    Readers of Auto Motor Klassiek share their discoveries and experiences. Eddy Joustra discovers a Peugeot 203 pickup in Heerenveen, while Robert Reessink photographs a unique Moto Guzzi moped in Italy. Stories range from Chris van Haarlem's Scottish scooter adventures to Bram Drooger's discovery of a Rolls-Royce Corniche and two FIAT 850s. Ben de Man finds a special Chevrolet Step-Van in the Netherlands, and readers share corrections and additions to previously published articles.
  • Nissan Silvia 1.8 Turbo
    Aart van der Haagen reveals the history of a rare Nissan Silvia 1.8 Turbo, originally registered as a commercial vehicle. The first owner transformed the car into a family-friendly vehicle, and Jan Manenschijn now cherishes this unrestored gem with only 67.000 kilometers on the odometer.
  • Peugeot 205 collection Team VCC Twente
    Aart van der Haagen highlights Team VCC Twente's collecting passion for Peugeot 205 models. Brothers Peter and Niek Olde Veldhuis collected unique examples such as the GTI and CTI, and even a rare 1.9 GTI Dimma. Their collection shows the transformation of a once ordinary model into a special classic.
  • Volvo and Classic Cars
    Alain Pondman from Volvo Lotte speaks about the true value of classic cars. He criticizes the trend of cheap, poorly maintained classics on Marktplaats, emphasizes the importance of making memories with vintage cars, and advises buyers to invest in quality and durability.
  • Volkswagen Beetle 1955 - Second life
    Max de Krijger tells the story of Hendrik Jan Hofman, a passionate Kever restorer. Hofman brought a badly damaged 1955 Beetle back to life with a dedication to perfection and detail. This green Beetle, complete with handmade high chair and open roof, reflects his craftsmanship. Hofman is now considering selling the Beetle to focus on a new project.
  • ClassicPost
    In the KlassiekerPost section of Auto Motor Klassiek enthusiastic readers share their unique finds and personal experiences. Eddy Joustra comes across a rare Peugeot 203 pickup in Heerenveen. Robert Reessink captures a unique Moto Guzzi moped on camera in Italy. Chris van Haarlem shares his Scottish scooter adventures, including an unexpected encounter with an Austin A30 on the Isle of Skye. Bram Drooger spots an elegant Rolls-Royce Corniche and two FIAT 850s. Ben de Man discovers a special Chevrolet Step-Van in the Netherlands. This section illustrates the diversity and deep-rooted passion of classic car and motorcycle enthusiasts, with stories ranging from local discoveries to international treasures. In addition, readers provide valuable corrections and additions to previously published articles, such as PBTM Matthijssen's input on the Ardie/Dürkopp Dianette, which contributes to the rich and versatile content of the magazine.
  • Once again almost twenty pages of short messages about everything that has to do with classics
  • And of course our section 'Classics' where you can shop around in search of your next classic.

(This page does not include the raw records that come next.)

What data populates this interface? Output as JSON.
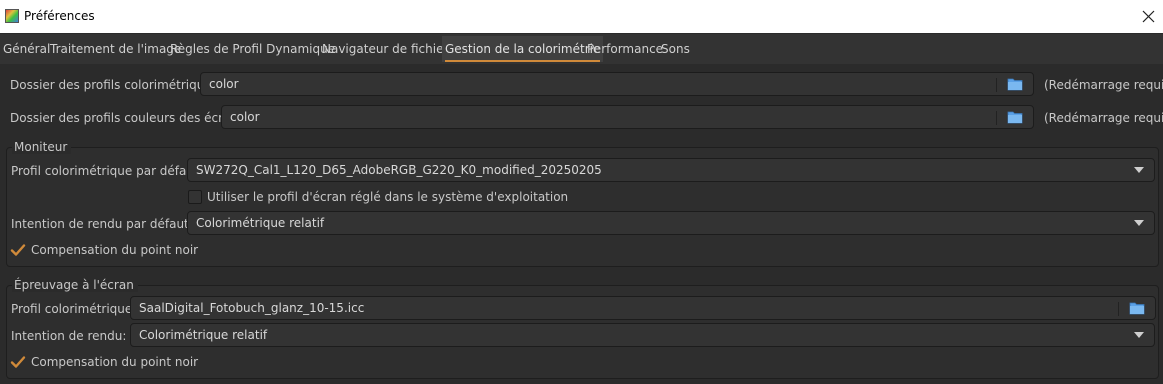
{
  "window": {
    "title": "Préférences"
  },
  "tabs": [
    {
      "label": "Général"
    },
    {
      "label": "Traitement de l'image"
    },
    {
      "label": "Règles de Profil Dynamique"
    },
    {
      "label": "Navigateur de fichiers"
    },
    {
      "label": "Gestion de la colorimétrie",
      "active": true
    },
    {
      "label": "Performance"
    },
    {
      "label": "Sons"
    }
  ],
  "folders": {
    "profiles_label": "Dossier des profils colorimétriques:",
    "profiles_value": "color",
    "profiles_note": "(Redémarrage requis)",
    "monitor_label": "Dossier des profils couleurs des écrans:",
    "monitor_value": "color",
    "monitor_note": "(Redémarrage requis)"
  },
  "monitor": {
    "legend": "Moniteur",
    "profile_label": "Profil colorimétrique par défaut:",
    "profile_value": "SW272Q_Cal1_L120_D65_AdobeRGB_G220_K0_modified_20250205",
    "use_os_profile_label": "Utiliser le profil d'écran réglé dans le système d'exploitation",
    "use_os_profile_checked": false,
    "intent_label": "Intention de rendu par défaut:",
    "intent_value": "Colorimétrique relatif",
    "bpc_label": "Compensation du point noir",
    "bpc_checked": true
  },
  "softproof": {
    "legend": "Épreuvage à l'écran",
    "profile_label": "Profil colorimétrique:",
    "profile_value": "SaalDigital_Fotobuch_glanz_10-15.icc",
    "intent_label": "Intention de rendu:",
    "intent_value": "Colorimétrique relatif",
    "bpc_label": "Compensation du point noir",
    "bpc_checked": true
  },
  "colors": {
    "accent": "#d08a3a",
    "folder_icon": "#5aa0e6",
    "background": "#2b2b2b"
  },
  "icons": {
    "app": "app-icon",
    "close": "close-icon",
    "folder": "folder-icon",
    "dropdown": "chevron-down-icon",
    "check": "checkmark-icon"
  }
}
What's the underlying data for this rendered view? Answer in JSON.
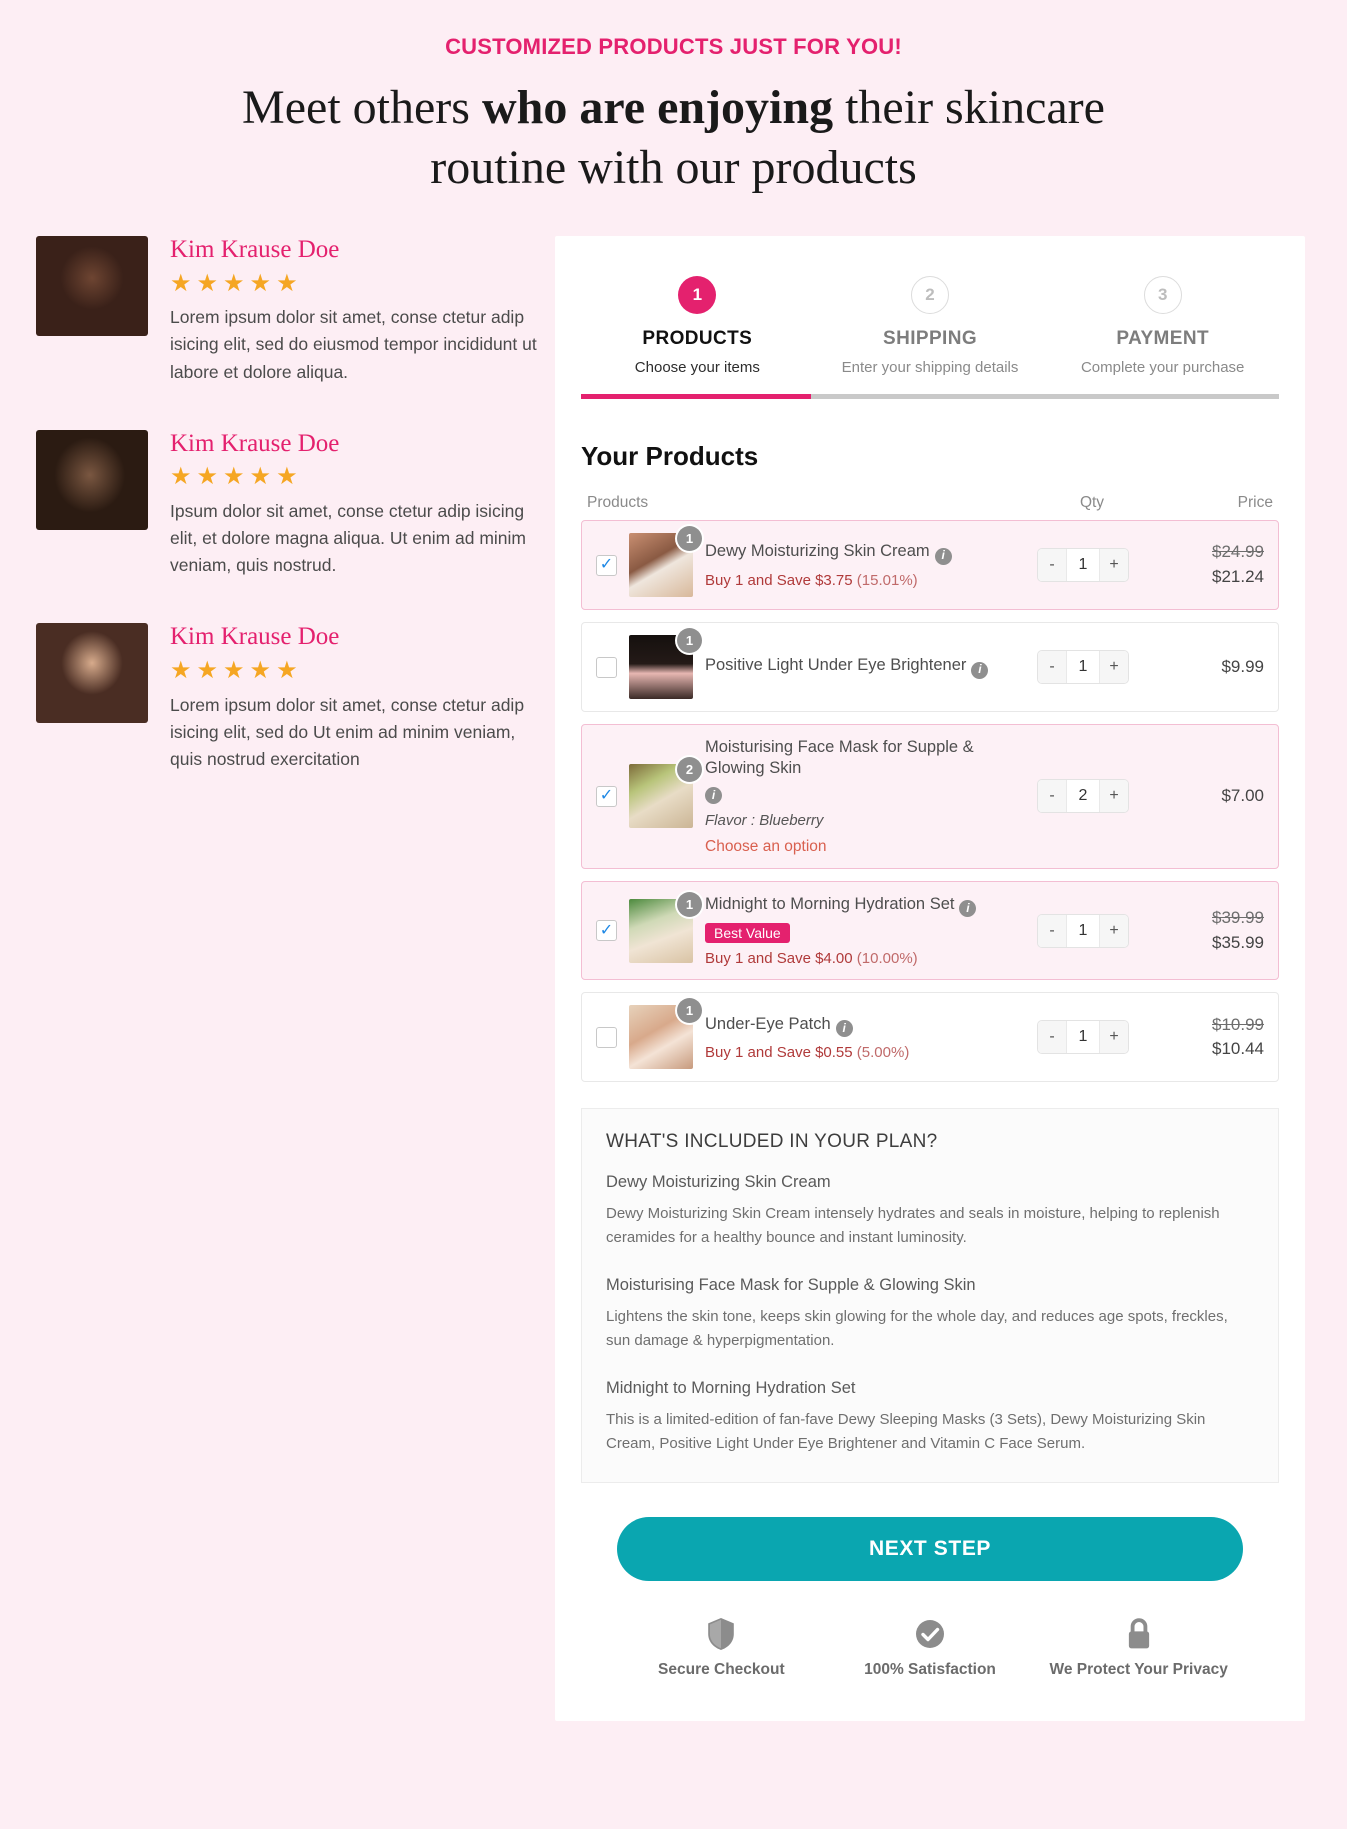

The perfect reading material for an evening or more of undisturbed dreaming. It is now in stores. A subscription is of course better, because then you will no longer miss a number and you are also much cheaper. Not bad in these expensive times.


Classic or not? Robins Turbo Suzuki

Chevrolet Caprice

The 1979-1980 Chevrolet Caprice Classic